Unexplainable itchy rash on your face? A recent investigation indicates the possibility that you – and your kids – may be allergic to the metal in your cell phones. A literature overview published in the peer-reviewed journal Pediatric Allergy, Immunology, and Pulmonology, reports that many cell phones release low levels of metals. Mobile phone users have potential exposures to nickel and chromium, both of which can cause allergic contact dermatitis (ACD), which typically presents as red, itchy rash in adults and children. The review states that nickel sensitization is common in kids and that the rash can appear on the face, neck, hands, breast, or anterior thighs, which the investigators note are often exposed to cell phones. Nickel release from mobile phones appears to be common and has been reported in both cheap and expensive mobile phones, the reviewers reported. However, they also commented that nickel can be released from a wide variety of items we use every day including jewelry, belt buckles, zippers, buttons, snaps, glasses, coins, and keys. In addition to mobile phones, nickel sensitization – and ACD - can come from the metals in laptop computers, video game controllers, and other technology accessories, according to the reviewers.

Sources:
Jacob Thyssen et al, “Mobile Phone Dermatitis in Children and Adults: A Review of the Literature,” Pediatric Allergy, Immunology, and Pulmonology, doi: 10.1089/ped.2013.0308.

How Your Smartphone Can Sabotage Sleep and Your Job

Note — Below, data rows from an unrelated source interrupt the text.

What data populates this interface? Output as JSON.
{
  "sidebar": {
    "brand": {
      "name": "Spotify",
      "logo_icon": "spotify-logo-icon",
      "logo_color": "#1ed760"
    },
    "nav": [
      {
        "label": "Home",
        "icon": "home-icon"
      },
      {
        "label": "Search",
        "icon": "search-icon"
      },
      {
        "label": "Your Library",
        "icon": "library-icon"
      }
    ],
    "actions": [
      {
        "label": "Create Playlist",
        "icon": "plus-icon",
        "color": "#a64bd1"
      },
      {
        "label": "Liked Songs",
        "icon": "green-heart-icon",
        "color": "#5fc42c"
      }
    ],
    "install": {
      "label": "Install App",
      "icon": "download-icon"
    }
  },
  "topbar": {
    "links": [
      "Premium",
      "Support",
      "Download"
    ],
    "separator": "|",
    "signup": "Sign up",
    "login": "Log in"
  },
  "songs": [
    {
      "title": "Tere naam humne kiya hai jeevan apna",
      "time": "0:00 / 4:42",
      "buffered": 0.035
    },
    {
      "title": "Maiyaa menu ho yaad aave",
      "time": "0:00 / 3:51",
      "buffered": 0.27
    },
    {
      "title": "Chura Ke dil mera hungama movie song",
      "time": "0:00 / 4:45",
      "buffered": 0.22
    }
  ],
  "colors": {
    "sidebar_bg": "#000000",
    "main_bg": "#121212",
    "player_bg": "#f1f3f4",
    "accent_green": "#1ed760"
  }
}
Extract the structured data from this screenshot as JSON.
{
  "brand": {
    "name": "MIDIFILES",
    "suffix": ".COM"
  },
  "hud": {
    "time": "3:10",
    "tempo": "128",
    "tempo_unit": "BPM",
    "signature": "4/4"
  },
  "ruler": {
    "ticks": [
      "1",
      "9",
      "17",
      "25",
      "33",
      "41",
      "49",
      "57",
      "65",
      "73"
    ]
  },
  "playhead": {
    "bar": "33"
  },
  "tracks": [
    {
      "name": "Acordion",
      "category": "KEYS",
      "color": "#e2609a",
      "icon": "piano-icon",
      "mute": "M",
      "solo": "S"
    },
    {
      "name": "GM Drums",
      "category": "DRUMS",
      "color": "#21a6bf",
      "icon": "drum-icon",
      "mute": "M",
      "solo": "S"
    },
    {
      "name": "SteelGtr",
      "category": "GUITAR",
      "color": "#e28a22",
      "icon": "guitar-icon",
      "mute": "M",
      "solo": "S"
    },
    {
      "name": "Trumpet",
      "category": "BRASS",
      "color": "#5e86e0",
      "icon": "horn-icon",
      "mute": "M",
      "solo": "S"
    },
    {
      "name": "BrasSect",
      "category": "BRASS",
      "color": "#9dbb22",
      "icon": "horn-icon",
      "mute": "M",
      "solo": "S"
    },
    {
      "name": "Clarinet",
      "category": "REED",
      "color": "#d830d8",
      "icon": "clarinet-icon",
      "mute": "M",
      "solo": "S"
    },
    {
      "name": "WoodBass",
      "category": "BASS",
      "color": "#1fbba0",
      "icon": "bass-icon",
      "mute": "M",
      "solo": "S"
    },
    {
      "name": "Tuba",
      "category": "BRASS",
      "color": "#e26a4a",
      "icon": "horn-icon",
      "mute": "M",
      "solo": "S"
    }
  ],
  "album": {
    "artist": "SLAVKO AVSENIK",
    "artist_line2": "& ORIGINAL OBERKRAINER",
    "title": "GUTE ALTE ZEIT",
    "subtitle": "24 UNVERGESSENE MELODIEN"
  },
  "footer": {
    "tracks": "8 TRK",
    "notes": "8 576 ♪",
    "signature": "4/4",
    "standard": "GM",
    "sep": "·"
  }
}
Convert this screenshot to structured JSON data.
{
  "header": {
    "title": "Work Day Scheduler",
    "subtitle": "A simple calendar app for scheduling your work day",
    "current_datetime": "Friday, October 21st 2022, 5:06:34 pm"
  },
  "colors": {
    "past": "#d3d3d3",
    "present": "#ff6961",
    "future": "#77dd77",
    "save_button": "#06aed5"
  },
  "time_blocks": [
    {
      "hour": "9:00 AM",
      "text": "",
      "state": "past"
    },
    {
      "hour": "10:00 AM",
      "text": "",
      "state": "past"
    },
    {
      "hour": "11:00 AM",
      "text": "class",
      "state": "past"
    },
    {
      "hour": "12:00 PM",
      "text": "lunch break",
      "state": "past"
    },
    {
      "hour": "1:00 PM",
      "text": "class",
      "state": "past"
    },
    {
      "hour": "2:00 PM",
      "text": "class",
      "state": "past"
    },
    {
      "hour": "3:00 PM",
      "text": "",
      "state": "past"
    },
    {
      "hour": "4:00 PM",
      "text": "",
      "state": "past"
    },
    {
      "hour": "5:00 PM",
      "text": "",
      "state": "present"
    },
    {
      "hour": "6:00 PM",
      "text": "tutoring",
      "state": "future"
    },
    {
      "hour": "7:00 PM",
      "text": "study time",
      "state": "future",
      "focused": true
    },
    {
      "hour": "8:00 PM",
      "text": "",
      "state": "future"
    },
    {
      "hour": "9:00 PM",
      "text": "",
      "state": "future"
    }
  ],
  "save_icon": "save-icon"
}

Using your smartphone at home, at night, to deal with work projects can ruin your sleep and leave you with mental fatigue at work the next day. A new study from Michigan State University also suggests that part of the problem is due to the blue-wavelength light given off by smart phones, which appears to interfere with the sleep hormone melatonin. To arrive at their conclusion, researchers surveyed 82 upper-level managers, most of them male, who were studying for MBAs (Master’s in Business Administration degrees). Over a two-week period, the participants completed questionnaires asking them how often they used their smartphones after 9 p.m., and also asked them to report on their sleep quality and their alertness at work during the day. The survey results showed that using smartphones at night was linked to sub-optimal sleep, which in turn led to energy depletion in the morning. A second survey enrolled 136 employees in a wide range of fields whose average age was about 31. This group was more evenly split between men and women. Results confirmed the findings of the first survey and showed that using smartphones at night had more of an impact on sleep than using other electronic devices. The solution? Leave work at work when you can, and turn off your smartphone at night. The study will be published in a future issue of the journal Organizational Behavior and Human Decision process.

Source:
Russell E. Johnson et al, “Beginning the Workday yet Already Depleted? Consequences of Late-Night Smartphone Use and Sleep,” Organizational Behavior and Human Decision Processes (not yet scheduled for publication).